> _EXERCISE_:
Which lines in the entries below contain the string "label"? Show each of them in full.

Element data from apps and pages
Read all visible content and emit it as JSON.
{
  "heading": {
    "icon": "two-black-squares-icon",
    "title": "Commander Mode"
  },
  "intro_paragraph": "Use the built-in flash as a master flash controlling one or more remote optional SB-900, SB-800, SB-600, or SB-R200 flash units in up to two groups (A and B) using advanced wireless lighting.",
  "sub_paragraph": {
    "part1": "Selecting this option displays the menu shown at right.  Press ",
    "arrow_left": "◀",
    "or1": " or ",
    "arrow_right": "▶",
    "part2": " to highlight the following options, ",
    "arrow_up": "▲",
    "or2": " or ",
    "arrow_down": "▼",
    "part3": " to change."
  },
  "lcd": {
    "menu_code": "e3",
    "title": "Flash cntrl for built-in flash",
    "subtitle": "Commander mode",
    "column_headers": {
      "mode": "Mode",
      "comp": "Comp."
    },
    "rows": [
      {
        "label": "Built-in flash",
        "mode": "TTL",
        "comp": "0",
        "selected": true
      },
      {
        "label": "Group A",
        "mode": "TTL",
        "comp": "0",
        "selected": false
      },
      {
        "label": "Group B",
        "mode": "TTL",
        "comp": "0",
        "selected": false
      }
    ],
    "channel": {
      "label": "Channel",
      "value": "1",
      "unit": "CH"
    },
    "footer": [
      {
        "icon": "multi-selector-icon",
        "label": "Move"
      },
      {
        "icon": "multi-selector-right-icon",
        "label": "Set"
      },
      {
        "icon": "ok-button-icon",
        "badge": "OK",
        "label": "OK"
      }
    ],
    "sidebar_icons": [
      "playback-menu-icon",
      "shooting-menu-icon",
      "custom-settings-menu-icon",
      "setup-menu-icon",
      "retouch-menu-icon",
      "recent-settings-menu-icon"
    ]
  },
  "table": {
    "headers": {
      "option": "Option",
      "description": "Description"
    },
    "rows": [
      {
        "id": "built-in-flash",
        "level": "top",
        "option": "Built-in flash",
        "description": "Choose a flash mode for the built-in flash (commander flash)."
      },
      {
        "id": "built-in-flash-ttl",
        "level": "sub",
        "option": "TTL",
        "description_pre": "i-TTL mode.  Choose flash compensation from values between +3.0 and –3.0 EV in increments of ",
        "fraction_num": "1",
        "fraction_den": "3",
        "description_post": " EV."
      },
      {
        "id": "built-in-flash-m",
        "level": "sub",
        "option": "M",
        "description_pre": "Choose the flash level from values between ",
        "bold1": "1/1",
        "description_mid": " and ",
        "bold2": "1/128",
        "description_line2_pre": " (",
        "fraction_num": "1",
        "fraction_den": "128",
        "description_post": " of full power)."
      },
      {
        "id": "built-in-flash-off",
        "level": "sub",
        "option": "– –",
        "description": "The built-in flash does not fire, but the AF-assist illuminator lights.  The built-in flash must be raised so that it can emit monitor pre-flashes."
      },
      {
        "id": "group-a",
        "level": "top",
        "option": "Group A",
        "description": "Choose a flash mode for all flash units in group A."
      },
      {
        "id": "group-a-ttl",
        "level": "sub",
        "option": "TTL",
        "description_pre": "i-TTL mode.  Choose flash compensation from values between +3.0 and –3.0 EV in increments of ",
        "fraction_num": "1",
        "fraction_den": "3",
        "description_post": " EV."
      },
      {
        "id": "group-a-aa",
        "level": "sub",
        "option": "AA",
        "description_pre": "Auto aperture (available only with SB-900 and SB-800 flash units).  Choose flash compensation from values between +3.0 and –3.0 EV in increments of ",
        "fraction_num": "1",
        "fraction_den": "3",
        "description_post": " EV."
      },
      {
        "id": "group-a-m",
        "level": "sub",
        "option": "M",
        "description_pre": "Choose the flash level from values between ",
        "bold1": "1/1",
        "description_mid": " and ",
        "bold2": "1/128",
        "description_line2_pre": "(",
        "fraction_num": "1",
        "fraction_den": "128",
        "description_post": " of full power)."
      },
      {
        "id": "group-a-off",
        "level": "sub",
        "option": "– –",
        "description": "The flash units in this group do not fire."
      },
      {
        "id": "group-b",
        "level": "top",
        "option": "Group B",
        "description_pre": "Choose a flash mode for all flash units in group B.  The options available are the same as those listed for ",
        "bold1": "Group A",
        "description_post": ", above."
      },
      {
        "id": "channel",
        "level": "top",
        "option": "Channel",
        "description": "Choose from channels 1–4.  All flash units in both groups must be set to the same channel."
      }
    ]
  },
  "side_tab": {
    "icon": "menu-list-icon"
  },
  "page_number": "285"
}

> _OUTPUT FOR THIS TASK_:
        "label": "Built-in flash",
        "label": "Group A",
        "label": "Group B",
      "label": "Channel",
        "label": "Move"
        "label": "Set"
        "label": "OK"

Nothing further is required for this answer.